River basins . As non-indigenous aquatic species use the CSSC to move from the Mississippi River to the
Great Lakes and vice versa, they prey on native species and compete for food, living space, and spawning areas. Currently the largest concern is the potential movement of Asian carp into Lake Michigan, the doorway to the
Great Lakes .
The National Invasive Species Act (NISA) of 1990, as amended in 1996, authorized the Corps to conduct a demonstration project to identify an environmentally sound method for preventing and reducing the dispersal of non-indigenous aquatic nuisance species through the CSSC. USACE formed a partnership with an Advisory Panel, consisting of people from
U.S. , international, state, and regional agencies; environmental groups; canal users; and researchers, to evaluate potential methods to restrict movement of aquatic species through the CSSC. An electric demonstration barrier was selected because it is a non-lethal deterrent that does not interfere with navigation in the canal. It has been in operation since April 2002. This barrier is formed of steel cables that are secured to the bottom of the canal. A low-voltage, pulsating DC current is sent through the cables, creating an electric field in the water. The electric field is uncomfortable for the fish and they stop movement forward. The electric field is safe in case of human contact. The demonstration barrier has been monitored and evaluated for performance and safety in collaboration with the EPA, Fish and Wildlife Service, Coast Guard, Great Lakes Fishery Commission, State of Illinois, City of
Chicago , Metropolitan Water Reclamation District of Greater Chicago and the navigation industry.
In 2004, the USACE, in partnership with the State of

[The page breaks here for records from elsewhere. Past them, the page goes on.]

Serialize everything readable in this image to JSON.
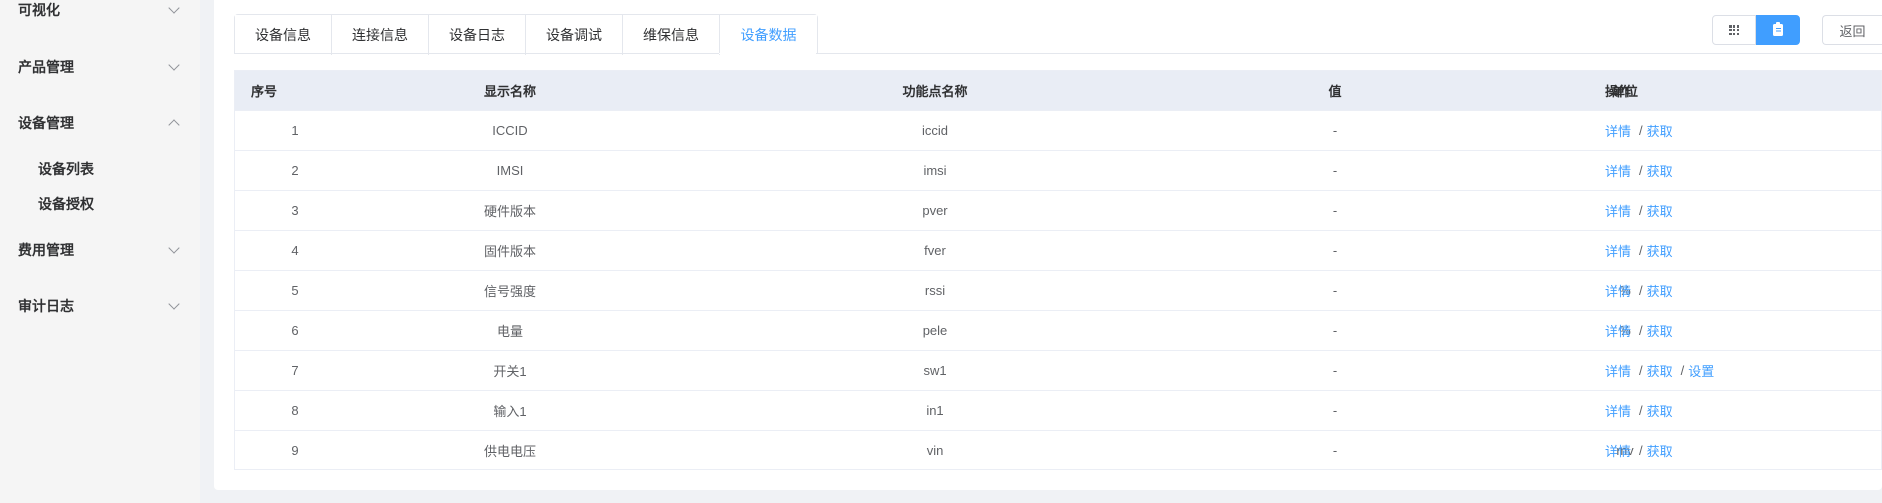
{
  "sidebar": {
    "items": [
      {
        "label": "可视化",
        "expanded": false
      },
      {
        "label": "产品管理",
        "expanded": false
      },
      {
        "label": "设备管理",
        "expanded": true
      },
      {
        "label": "费用管理",
        "expanded": false
      },
      {
        "label": "审计日志",
        "expanded": false
      }
    ],
    "subitems": [
      {
        "label": "设备列表"
      },
      {
        "label": "设备授权"
      }
    ]
  },
  "tabs": [
    {
      "label": "设备信息"
    },
    {
      "label": "连接信息"
    },
    {
      "label": "设备日志"
    },
    {
      "label": "设备调试"
    },
    {
      "label": "维保信息"
    },
    {
      "label": "设备数据",
      "active": true
    }
  ],
  "toolbar": {
    "back_label": "返回"
  },
  "table": {
    "headers": {
      "index": "序号",
      "name": "显示名称",
      "key": "功能点名称",
      "value": "值",
      "unit": "单位",
      "ops": "操作"
    },
    "rows": [
      {
        "index": "1",
        "name": "ICCID",
        "key": "iccid",
        "value": "-",
        "unit": "",
        "ops": [
          "详情",
          "获取"
        ]
      },
      {
        "index": "2",
        "name": "IMSI",
        "key": "imsi",
        "value": "-",
        "unit": "",
        "ops": [
          "详情",
          "获取"
        ]
      },
      {
        "index": "3",
        "name": "硬件版本",
        "key": "pver",
        "value": "-",
        "unit": "",
        "ops": [
          "详情",
          "获取"
        ]
      },
      {
        "index": "4",
        "name": "固件版本",
        "key": "fver",
        "value": "-",
        "unit": "",
        "ops": [
          "详情",
          "获取"
        ]
      },
      {
        "index": "5",
        "name": "信号强度",
        "key": "rssi",
        "value": "-",
        "unit": "%",
        "ops": [
          "详情",
          "获取"
        ]
      },
      {
        "index": "6",
        "name": "电量",
        "key": "pele",
        "value": "-",
        "unit": "%",
        "ops": [
          "详情",
          "获取"
        ]
      },
      {
        "index": "7",
        "name": "开关1",
        "key": "sw1",
        "value": "-",
        "unit": "",
        "ops": [
          "详情",
          "获取",
          "设置"
        ]
      },
      {
        "index": "8",
        "name": "输入1",
        "key": "in1",
        "value": "-",
        "unit": "",
        "ops": [
          "详情",
          "获取"
        ]
      },
      {
        "index": "9",
        "name": "供电电压",
        "key": "vin",
        "value": "-",
        "unit": "mv",
        "ops": [
          "详情",
          "获取"
        ]
      }
    ],
    "op_separator": "/"
  },
  "colors": {
    "accent": "#409eff",
    "header_bg": "#e9edf5",
    "sidebar_bg": "#f5f5f5"
  }
}
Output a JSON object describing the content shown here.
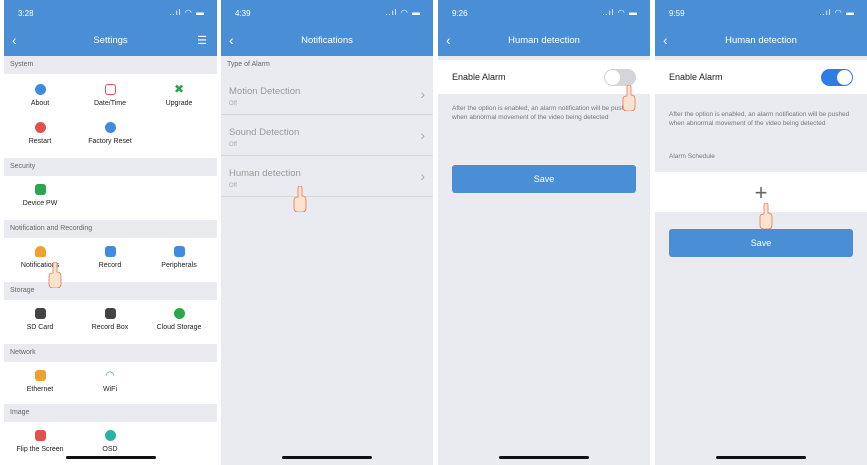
{
  "phone1": {
    "status_time": "3:28",
    "status_signal": "‥ıl ◠ ▬",
    "title": "Settings",
    "sections": {
      "system": "System",
      "security": "Security",
      "notification": "Notification and Recording",
      "storage": "Storage",
      "network": "Network",
      "image": "Image"
    },
    "items": {
      "about": "About",
      "datetime": "Date/Time",
      "upgrade": "Upgrade",
      "restart": "Restart",
      "factory_reset": "Factory Reset",
      "device_pw": "Device PW",
      "notifications": "Notifications",
      "record": "Record",
      "peripherals": "Peripherals",
      "sd_card": "SD Card",
      "record_box": "Record Box",
      "cloud_storage": "Cloud Storage",
      "ethernet": "Ethernet",
      "wifi": "WiFi",
      "flip_screen": "Flip the Screen",
      "osd": "OSD"
    }
  },
  "phone2": {
    "status_time": "4:39",
    "status_signal": "‥ıl ◠ ▬",
    "title": "Notifications",
    "section": "Type of Alarm",
    "rows": [
      {
        "label": "Motion Detection",
        "status": "Off"
      },
      {
        "label": "Sound Detection",
        "status": "Off"
      },
      {
        "label": "Human detection",
        "status": "Off"
      }
    ]
  },
  "phone3": {
    "status_time": "9:26",
    "status_signal": "‥ıl ◠ ▬",
    "title": "Human detection",
    "enable_label": "Enable Alarm",
    "description": "After the option is enabled, an alarm notification will be pushed when abnormal movement of the video being detected",
    "save_label": "Save",
    "toggle_state": "off"
  },
  "phone4": {
    "status_time": "9:59",
    "status_signal": "‥ıl ◠ ▬",
    "title": "Human detection",
    "enable_label": "Enable Alarm",
    "description": "After the option is enabled, an alarm notification will be pushed when abnormal movement of the video being detected",
    "schedule_label": "Alarm Schedule",
    "add_symbol": "+",
    "save_label": "Save",
    "toggle_state": "on"
  },
  "colors": {
    "accent": "#4a8fd6",
    "toggle_off": "#d3d5da",
    "toggle_on": "#2f7de0"
  }
}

Illinois , initiated construction of a permanent barrier approximately 1000 feet from the demonstration barrier. The permanent barrier will have a similar electric field, but will cover a larger area within the CSSC, have a longer service life, and include design improvements identified during monitoring and testing of the demonstration barrier. It is being constructed in two stages. The first phase of construction is underway and will be completed by June 2005. The second stage will be completed and the barrier will be fully operational by the end of September 2005. USACE has also kept the locals engaged through the Great Lakes Interagency Task Force established by E.O. 13340 dated May 2004.